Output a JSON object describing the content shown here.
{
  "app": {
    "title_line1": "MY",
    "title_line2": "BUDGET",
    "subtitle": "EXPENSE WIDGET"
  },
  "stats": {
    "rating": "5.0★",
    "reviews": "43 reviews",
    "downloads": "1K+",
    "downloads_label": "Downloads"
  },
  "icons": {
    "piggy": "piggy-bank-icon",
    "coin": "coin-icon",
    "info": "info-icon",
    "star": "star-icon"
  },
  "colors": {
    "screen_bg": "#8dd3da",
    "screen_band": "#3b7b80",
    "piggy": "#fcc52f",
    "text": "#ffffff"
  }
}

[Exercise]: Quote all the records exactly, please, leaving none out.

[Completed exercise]:
Output a JSON object describing the content shown here.
{
  "app": {
    "title_line1": "MY",
    "title_line2": "BUDGET",
    "subtitle": "EXPENSE WIDGET"
  },
  "stats": {
    "rating": "5.0★",
    "reviews": "43 reviews",
    "downloads": "1K+",
    "downloads_label": "Downloads"
  },
  "icons": {
    "piggy": "piggy-bank-icon",
    "coin": "coin-icon",
    "info": "info-icon",
    "star": "star-icon"
  },
  "colors": {
    "screen_bg": "#8dd3da",
    "screen_band": "#3b7b80",
    "piggy": "#fcc52f",
    "text": "#ffffff"
  }
}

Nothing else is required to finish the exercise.